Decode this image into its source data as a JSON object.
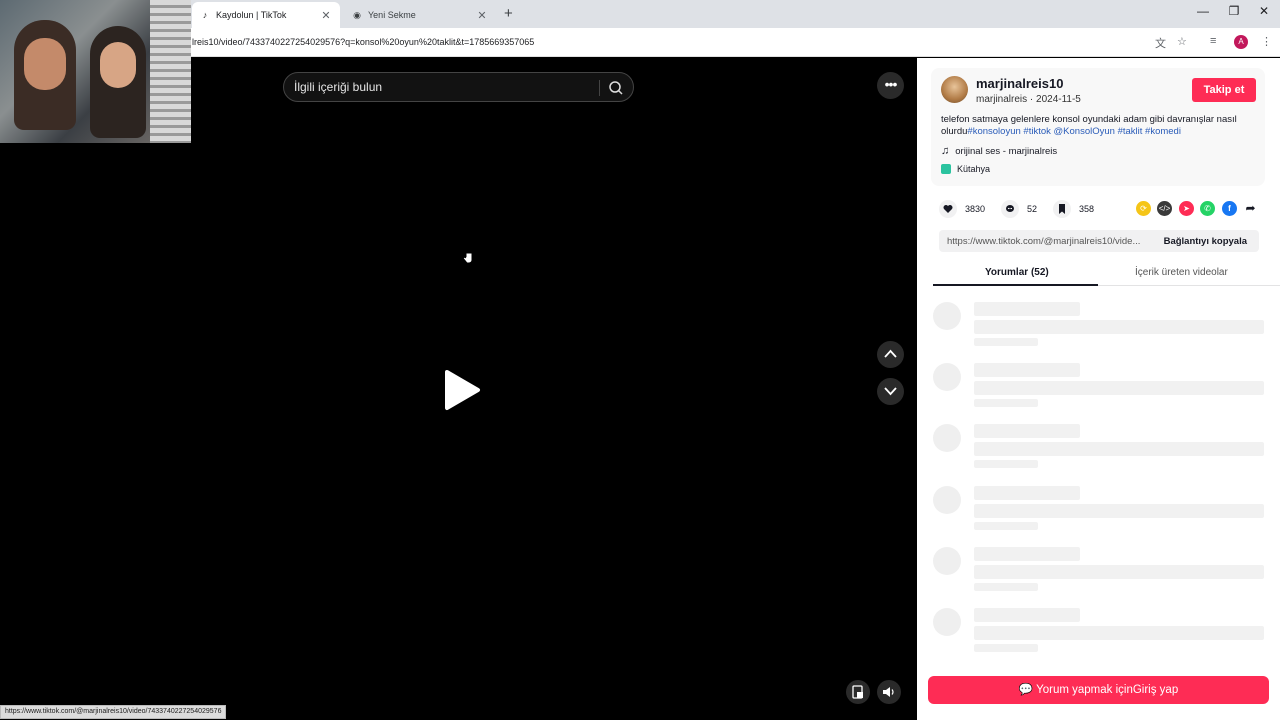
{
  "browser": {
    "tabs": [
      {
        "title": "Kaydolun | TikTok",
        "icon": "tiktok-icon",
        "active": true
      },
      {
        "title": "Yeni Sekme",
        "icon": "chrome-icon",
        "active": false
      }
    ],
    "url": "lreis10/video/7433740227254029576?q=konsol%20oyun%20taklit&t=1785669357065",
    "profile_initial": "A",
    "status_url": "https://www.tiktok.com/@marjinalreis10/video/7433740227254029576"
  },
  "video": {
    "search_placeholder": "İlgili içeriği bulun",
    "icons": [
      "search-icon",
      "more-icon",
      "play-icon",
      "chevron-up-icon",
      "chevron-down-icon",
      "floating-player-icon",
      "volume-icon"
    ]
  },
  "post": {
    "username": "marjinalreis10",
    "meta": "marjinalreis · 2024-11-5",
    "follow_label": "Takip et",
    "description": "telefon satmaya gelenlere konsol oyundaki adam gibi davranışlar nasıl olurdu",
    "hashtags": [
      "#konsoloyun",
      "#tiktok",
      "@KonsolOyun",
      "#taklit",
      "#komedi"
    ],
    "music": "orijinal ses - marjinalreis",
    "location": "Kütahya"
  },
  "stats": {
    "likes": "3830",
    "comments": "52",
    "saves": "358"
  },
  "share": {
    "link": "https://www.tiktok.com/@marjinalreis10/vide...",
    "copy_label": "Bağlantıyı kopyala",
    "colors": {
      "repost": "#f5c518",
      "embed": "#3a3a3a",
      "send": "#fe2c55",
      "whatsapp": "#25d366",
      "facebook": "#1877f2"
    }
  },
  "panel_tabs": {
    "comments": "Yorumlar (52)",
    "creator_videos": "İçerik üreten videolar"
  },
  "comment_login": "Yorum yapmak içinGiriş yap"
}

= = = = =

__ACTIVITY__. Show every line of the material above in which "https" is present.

__ANSWER TO THIS EXERCISE__.
    "status_url": "https://www.tiktok.com/@marjinalreis10/video/7433740227254029576"
    "link": "https://www.tiktok.com/@marjinalreis10/vide...",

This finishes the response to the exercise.